In response to other questions and observations (some of which I only partly heard), Secretary Figueres pointed out that countries differ in their biodiversity problems connected to climate change. She said that the 2015 Paris agreement would be based on the pillars of mitigation, adaptation, finance, and technology. The 2015 agreement will have to put us on the path to zero net emissions in the second half of the 21st century. She also noted that the UNFCC has no money to pursue women’s inclusion, but they are doing this project on their free time in the secretariat. Nobody is giving money toward this goal (my note: this is the first year that women’s inclusion has been part of the official COP program; Swarthmore alum Anne Kolker ’08 has this as part of her negotiating portfolio with the US delegation).
Secretary Figueres also pointed out how important it was to de-risk the flow of capital for development purposes. Without meaningful response to climate change, insurance and reinsurance companies will not be willing to insure development projects, even with UNFCC funds for adaptation or mitigation projects waiting to be invested. She said that the LDCs finished the NAMA (nationally-appropriate mitigation action project) process a few days ago and this was an important accomplishment. They launched this guidebook on November 18th: http://www.lowemissiondevelopment.org/docs/resources/Guidance_for_NAMA_Design_2013_.pdf (Note: to understand more about NAMAs, this may be a good resource: http://www.mitigationpartnership.net/unep-risoe-centre-2013-understanding-concept-nationally-appropriate-mitigation-action).
A questioner from Oxfam underscored the importance of the finance issue. Public finance will be an important part of the money expected for (mitigation?). Meanwhile, Japan and Australia both announced here in Warsaw that they were rolling back their mitigation commitments! Secretary Figueres responded that both of these decisions were regrettable, but the two were actually different [kinds of] announcements, and she hopes that these countries will realize it is in their interest to do everything they can.
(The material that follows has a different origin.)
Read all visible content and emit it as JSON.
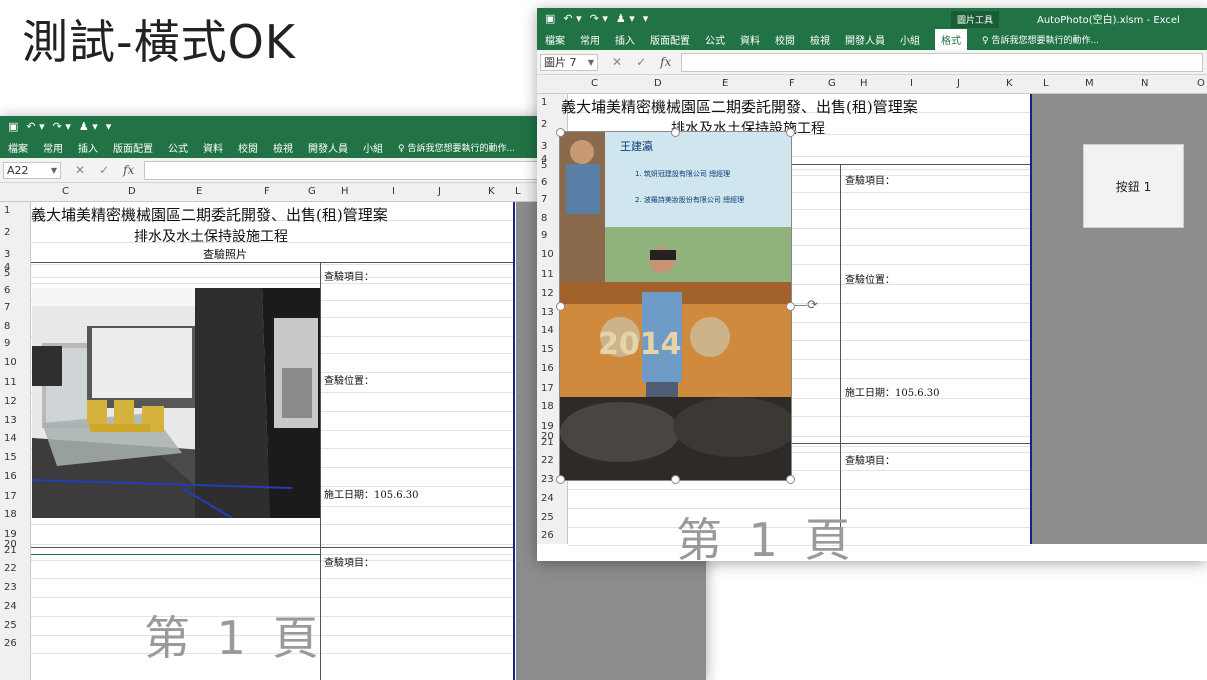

Our Swarthmore delegation to COP 19 adjourned from this meeting to a private meeting with Executive Secretary Figueres in her office. That meeting, which she allowed us to videotape, appears separately.